WASHINGTON (AFP) Jun 27, 2004
US National Security Adviser Condoleezza Rice said Sunday that Iran was providing daily proof why it belonged in the "axis of evil" but a peaceful solution to the row over its nuclear program was still "within sight."

Rice told Fox News Sunday that Iran remains a "dangerous state" that was trying to develop the capacity to use nuclear power for military purposes and even make nuclear weapons.

"The Iranians every day demonstrate why the United States has been so hard on them and why the president put Iran into the axis of evil when he talked about Iraq, North Korea and Iran in 2002," she said.

The national security aide said Washington was working with its European allies and the International Atomic Energy Agency (IAEA) to persuade Tehran to drop its nuclear weapons ambitions or face isolation.

The United States was also putting pressure on Russia to curb transfers of nuclear technology to Iran, she said, adding "we've been very clear that these rogue states that seek weapons of mass destruction are a danger."
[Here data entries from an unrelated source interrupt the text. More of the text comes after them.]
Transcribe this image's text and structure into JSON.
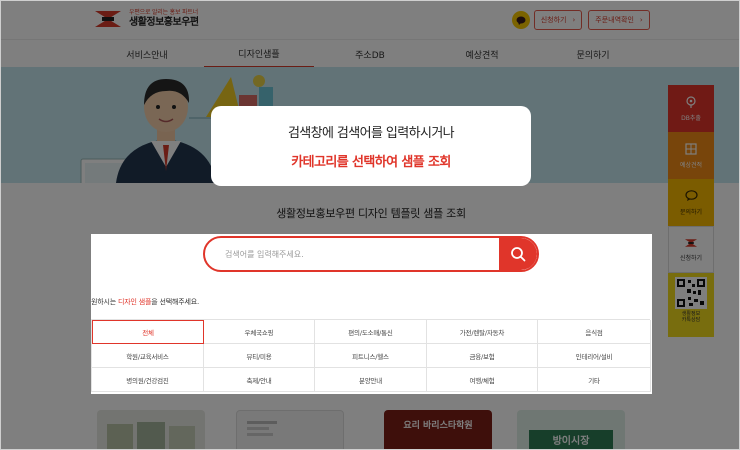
{
  "header": {
    "logo_sub": "우편으로 알리는 홍보 파트너",
    "logo_main": "생활정보홍보우편",
    "btn_apply": "신청하기",
    "btn_history": "주문내역확인"
  },
  "nav": {
    "items": [
      "서비스안내",
      "디자인샘플",
      "주소DB",
      "예상견적",
      "문의하기"
    ],
    "active_index": 1
  },
  "side_menu": {
    "items": [
      {
        "label": "DB추출",
        "icon": "location-pin-icon",
        "color": "#e0352a"
      },
      {
        "label": "예상견적",
        "icon": "calculator-icon",
        "color": "#f08a17"
      },
      {
        "label": "문의하기",
        "icon": "chat-icon",
        "color": "#f7b800"
      },
      {
        "label": "신청하기",
        "icon": "logo-mark-icon",
        "color": "#ffffff"
      }
    ],
    "qr_caption": "생활정보\n카톡상담"
  },
  "section_title": "생활정보홍보우편 디자인 템플릿 샘플 조회",
  "tooltip": {
    "line1": "검색창에 검색어를 입력하시거나",
    "line2": "카테고리를 선택하여 샘플 조회"
  },
  "search": {
    "placeholder": "검색어를 입력해주세요.",
    "value": ""
  },
  "guide": {
    "prefix": "원하시는 ",
    "highlight": "디자인 샘플",
    "suffix": "을 선택해주세요."
  },
  "categories": [
    "전체",
    "우체국쇼핑",
    "편의/도소매/통신",
    "가전/렌탈/자동차",
    "음식점",
    "학원/교육서비스",
    "뷰티/미용",
    "피트니스/헬스",
    "금융/보험",
    "인테리어/설비",
    "병의원/건강검진",
    "축제/안내",
    "분양안내",
    "여행/체험",
    "기타"
  ],
  "active_category": 0,
  "thumbs": [
    "",
    "",
    "요리 바리스타학원",
    "방이시장"
  ],
  "colors": {
    "accent": "#e0352a",
    "hero_bg": "#c4e7ef",
    "kakao": "#f7c600"
  }
}
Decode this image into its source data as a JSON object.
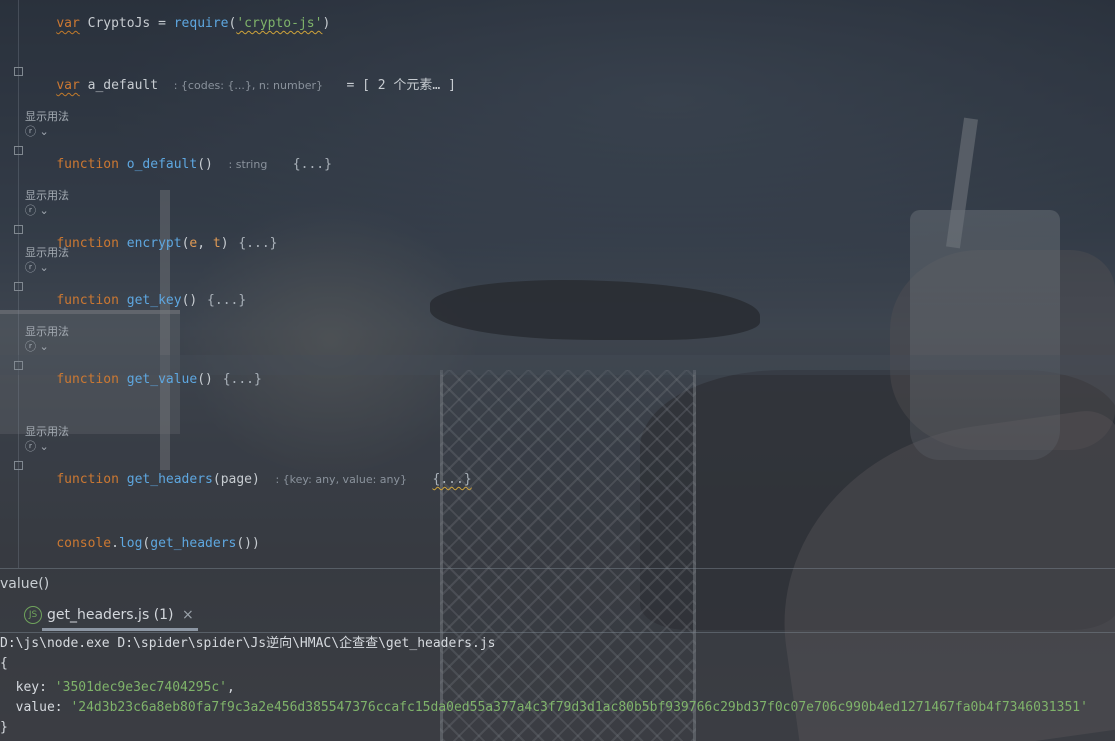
{
  "editor": {
    "line_require": {
      "kw": "var",
      "name": " CryptoJs = ",
      "fn": "require",
      "open": "(",
      "str": "'crypto-js'",
      "close": ")"
    },
    "line_a_default": {
      "kw": "var",
      "name": " a_default",
      "hint": ": {codes: {...}, n: number}",
      "eq": "= [ 2 个元素… ]"
    },
    "usage_label": "显示用法",
    "usage_icon": "ⓡ ⌄",
    "line_o_default": {
      "kw": "function",
      "fn": " o_default",
      "parens": "()",
      "hint": ": string",
      "body": "{...}"
    },
    "line_encrypt": {
      "kw": "function",
      "fn": " encrypt",
      "open": "(",
      "p1": "e",
      "sep": ", ",
      "p2": "t",
      "close": ")",
      "body": " {...}"
    },
    "line_get_key": {
      "kw": "function",
      "fn": " get_key",
      "parens": "()",
      "body": " {...}"
    },
    "line_get_value": {
      "kw": "function",
      "fn": " get_value",
      "parens": "()",
      "body": " {...}"
    },
    "line_get_headers": {
      "kw": "function",
      "fn": " get_headers",
      "open": "(",
      "p1": "page",
      "close": ")",
      "hint": ": {key: any, value: any}",
      "body": "{...}"
    },
    "line_console": {
      "obj": "console",
      "dot": ".",
      "fn": "log",
      "open": "(",
      "arg": "get_headers",
      "close": "())"
    }
  },
  "breadcrumb": "value()",
  "run_tab": {
    "icon": "JS",
    "label": "get_headers.js (1)",
    "close": "×"
  },
  "console": {
    "command": "D:\\js\\node.exe D:\\spider\\spider\\Js逆向\\HMAC\\企查查\\get_headers.js",
    "open_brace": "{",
    "key_label": "  key: ",
    "key_value": "'3501dec9e3ec7404295c'",
    "key_tail": ",",
    "value_label": "  value: ",
    "value_value": "'24d3b23c6a8eb80fa7f9c3a2e456d385547376ccafc15da0ed55a377a4c3f79d3d1ac80b5bf939766c29bd37f0c07e706c990b4ed1271467fa0b4f7346031351'",
    "close_brace": "}"
  }
}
"It's a very tough situation. But we believe that this is one that still has a diplomatic solution within sight," Rice said, speaking from Turkey ahead of a NATO summit. She did not elaborate.

The IAEA, the UN nuclear watchdog, rebuked Iran on June 18 for failing to come clean about its nuclear program but the Islamic Republic has shown little inclination for conciliation.

Tehran said Sunday it would resume construction of centrifuges for uranium enrichment while continuing to suspend enrichment itself. But a senior member of parliament said the assembly would push to resume the process.

Rice's remarks appeared part of a general US move to step up the rhetoric against Iran, which President George W. Bush famously lumped with Iraq and North Korea in an "axis of evil" in his State of the Union speech two years ago.

Earlier Sunday, Defense Secretary Donald Rumsfeld delivered his own broadside at the Iranian government, accusing it of "not telling the truth about its role in nuclear development."

"Most recently, we have seen them resisting the UN processes that they have previously seemed to have agreed to, but obviously are not adhering to," Rumsfeld said in an interview with the BBC.